* _Exercise_:
Every line in the entries that holds the word "message" counts toward the answer, which should be a single number.

╭──

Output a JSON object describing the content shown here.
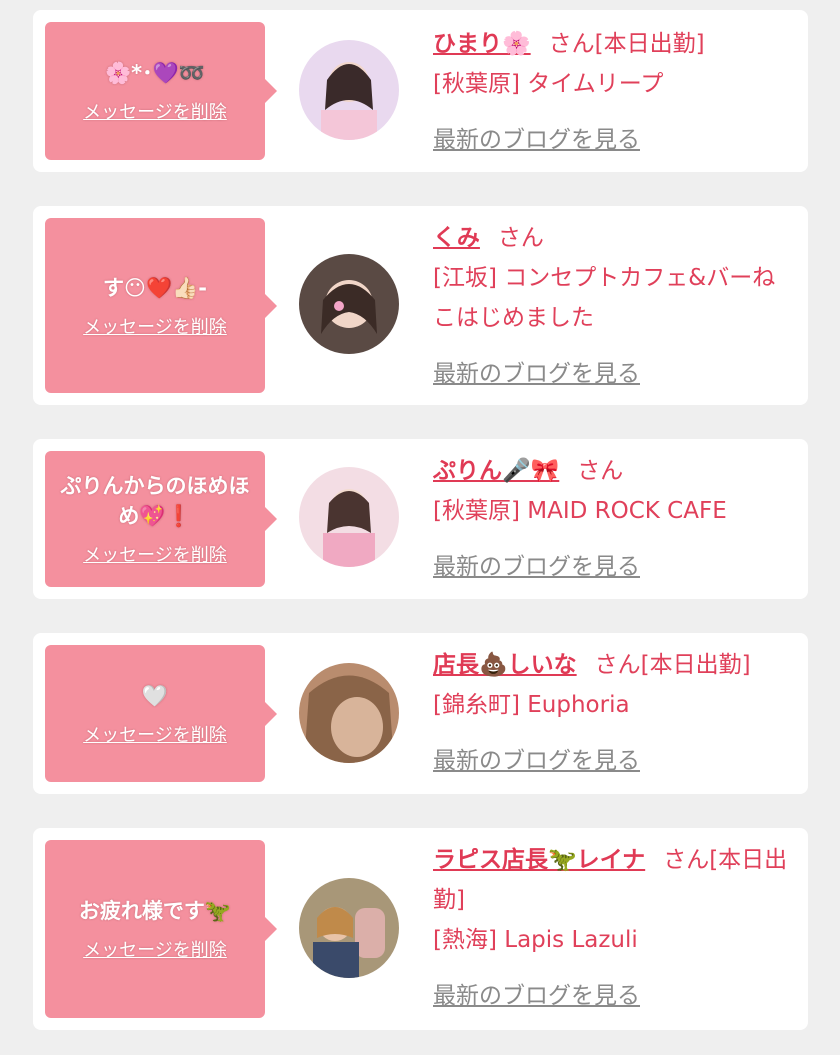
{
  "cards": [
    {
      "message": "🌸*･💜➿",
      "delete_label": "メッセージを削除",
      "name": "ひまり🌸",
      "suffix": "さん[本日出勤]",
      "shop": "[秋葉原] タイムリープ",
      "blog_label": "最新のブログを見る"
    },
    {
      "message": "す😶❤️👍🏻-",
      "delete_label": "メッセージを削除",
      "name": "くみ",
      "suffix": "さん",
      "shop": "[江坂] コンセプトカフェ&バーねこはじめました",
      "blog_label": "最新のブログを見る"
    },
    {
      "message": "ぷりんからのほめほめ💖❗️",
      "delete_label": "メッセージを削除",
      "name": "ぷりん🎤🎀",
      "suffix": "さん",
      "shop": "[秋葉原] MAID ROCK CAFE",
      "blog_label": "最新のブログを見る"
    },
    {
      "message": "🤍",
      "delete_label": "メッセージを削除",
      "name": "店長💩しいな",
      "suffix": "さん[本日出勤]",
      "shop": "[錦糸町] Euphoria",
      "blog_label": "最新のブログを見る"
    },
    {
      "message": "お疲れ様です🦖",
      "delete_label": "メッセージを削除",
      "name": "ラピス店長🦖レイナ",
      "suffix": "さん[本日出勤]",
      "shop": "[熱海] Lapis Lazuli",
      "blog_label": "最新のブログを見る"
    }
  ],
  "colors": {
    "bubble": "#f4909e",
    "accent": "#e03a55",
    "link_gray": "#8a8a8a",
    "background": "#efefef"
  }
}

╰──
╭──

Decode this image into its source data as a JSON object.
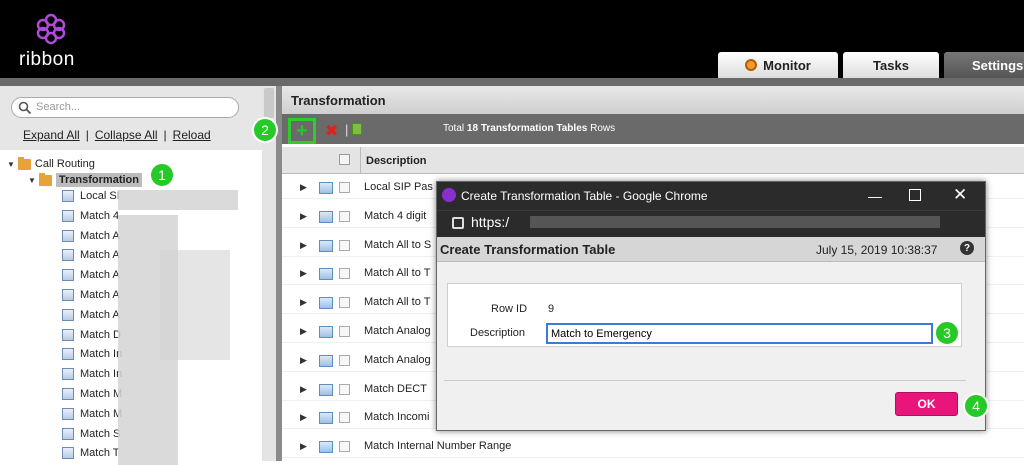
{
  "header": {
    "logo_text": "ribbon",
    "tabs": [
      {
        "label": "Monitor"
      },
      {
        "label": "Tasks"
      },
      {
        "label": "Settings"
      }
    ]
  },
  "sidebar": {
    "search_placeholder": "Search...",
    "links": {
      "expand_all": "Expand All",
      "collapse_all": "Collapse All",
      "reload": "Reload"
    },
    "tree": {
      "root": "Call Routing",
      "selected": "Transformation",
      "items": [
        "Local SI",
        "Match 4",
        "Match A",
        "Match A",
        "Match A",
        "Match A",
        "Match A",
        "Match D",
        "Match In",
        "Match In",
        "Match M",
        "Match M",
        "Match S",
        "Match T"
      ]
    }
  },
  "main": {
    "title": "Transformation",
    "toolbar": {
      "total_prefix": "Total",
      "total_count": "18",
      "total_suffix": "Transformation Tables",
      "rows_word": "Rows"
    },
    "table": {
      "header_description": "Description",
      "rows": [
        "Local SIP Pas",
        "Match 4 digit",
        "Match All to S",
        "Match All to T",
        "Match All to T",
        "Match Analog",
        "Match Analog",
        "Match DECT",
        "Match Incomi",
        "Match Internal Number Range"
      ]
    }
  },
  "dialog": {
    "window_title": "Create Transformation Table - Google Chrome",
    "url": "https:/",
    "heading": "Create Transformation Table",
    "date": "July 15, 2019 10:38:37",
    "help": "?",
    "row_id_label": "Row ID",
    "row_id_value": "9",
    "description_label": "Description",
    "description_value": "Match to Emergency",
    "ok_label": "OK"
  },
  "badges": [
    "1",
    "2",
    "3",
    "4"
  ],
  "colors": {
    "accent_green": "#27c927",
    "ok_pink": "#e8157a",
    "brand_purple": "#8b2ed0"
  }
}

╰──

* _Task response_:
5